The move is designed to boost France’s independent bookshops, who claim they cannot compete with the cheap prices and swift delivery offered by their much larger US rival.
“The [book pricing] law is part of our cultural heritage,” said conservative MP Christian Kert who sponsored the bill.
Existing French laws require books to have a unique selling price, in order to protect small sellers, but until now stores have been allowed to apply a discount of up to five per cent. Amazon has angered small booksellers by combining this with free postage to build market share.
The company responded angrily, saying the move would hit consumers who have flocked to its service.
“All measures that aim to raise the price of books sold online will curb the ability of French people to buy cultural works and discriminates against those who buy online,” Amazon said.
France has a history of imposing taxes to try and protect the country’s domestic arts scene. Earlier this year the government considered imposing a tax on the sale of smartphones and music devices to subsidise domestic cultural projects.
Between 1900 and 1995 Britain had a voluntary arrangement between publishers and booksellers, known as the Net Book Agreement, which banned shops from offering books at a discount to their cover price. This collapsed when shops such as Waterstones began offering hefty discounts and the Office of Fair Trading issued a formal challenge on behalf of consumers.
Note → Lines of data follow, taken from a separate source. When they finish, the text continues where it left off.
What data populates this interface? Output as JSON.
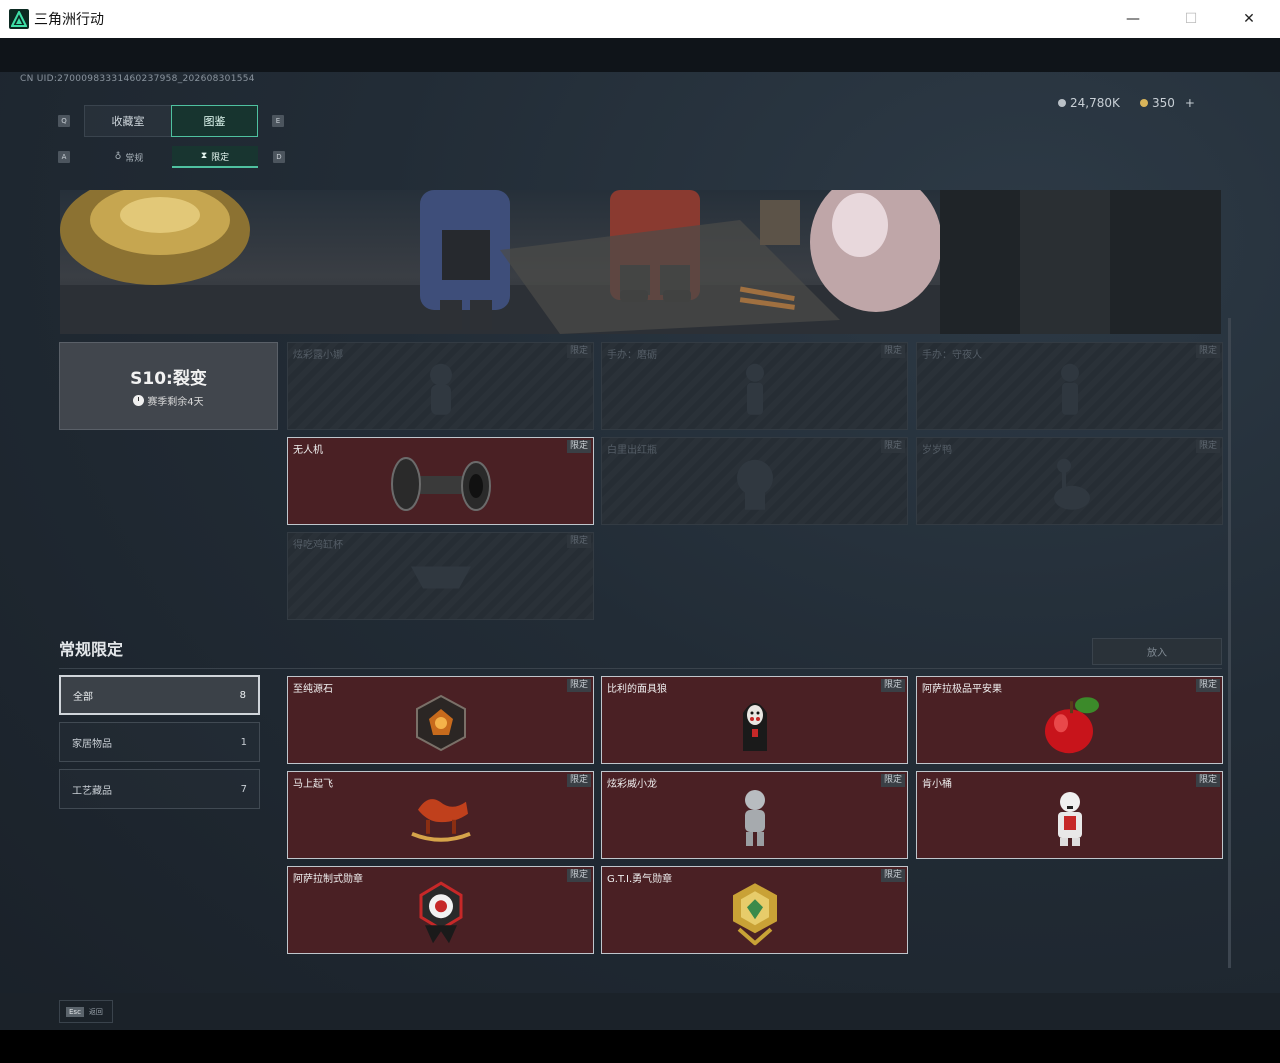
{
  "window": {
    "title": "三角洲行动",
    "minimize": "—",
    "maximize": "☐",
    "close": "✕"
  },
  "uid": "CN UID:27000983331460237958_202608301554",
  "nav": {
    "key_q": "Q",
    "key_e": "E",
    "key_a": "A",
    "key_d": "D",
    "tabs": [
      {
        "label": "收藏室"
      },
      {
        "label": "图鉴"
      }
    ],
    "subtabs": [
      {
        "label": "常规"
      },
      {
        "label": "限定"
      }
    ]
  },
  "currency": {
    "silver": "24,780K",
    "gold": "350",
    "plus": "+"
  },
  "season": {
    "name": "S10:裂变",
    "remaining": "赛季剩余4天"
  },
  "season_items": [
    {
      "name": "炫彩露小娜",
      "tag": "限定",
      "owned": false
    },
    {
      "name": "手办：磨砺",
      "tag": "限定",
      "owned": false
    },
    {
      "name": "手办：守夜人",
      "tag": "限定",
      "owned": false
    },
    {
      "name": "无人机",
      "tag": "限定",
      "owned": true
    },
    {
      "name": "白里出红瓶",
      "tag": "限定",
      "owned": false
    },
    {
      "name": "岁岁鸭",
      "tag": "限定",
      "owned": false
    },
    {
      "name": "得吃鸡缸杯",
      "tag": "限定",
      "owned": false
    }
  ],
  "section": {
    "title": "常规限定",
    "collapse": "放入"
  },
  "categories": [
    {
      "label": "全部",
      "count": "8"
    },
    {
      "label": "家居物品",
      "count": "1"
    },
    {
      "label": "工艺藏品",
      "count": "7"
    }
  ],
  "regular_items": [
    {
      "name": "至纯源石",
      "tag": "限定"
    },
    {
      "name": "比利的面具狼",
      "tag": "限定"
    },
    {
      "name": "阿萨拉极品平安果",
      "tag": "限定"
    },
    {
      "name": "马上起飞",
      "tag": "限定"
    },
    {
      "name": "炫彩威小龙",
      "tag": "限定"
    },
    {
      "name": "肯小桶",
      "tag": "限定"
    },
    {
      "name": "阿萨拉制式勋章",
      "tag": "限定"
    },
    {
      "name": "G.T.I.勇气勋章",
      "tag": "限定"
    }
  ],
  "footer": {
    "esc_key": "Esc",
    "back": "返回"
  },
  "colors": {
    "accent": "#4fc1a0",
    "owned_card": "#4a2024",
    "locked_card": "#262d34"
  }
}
Unlike traditional retailers, Amazon has repeatedly chosen to build market share rather than profit. Net sales grew by a quarter to $61bn (£37.8bn) in 2012 but the company still made a loss of around $39m.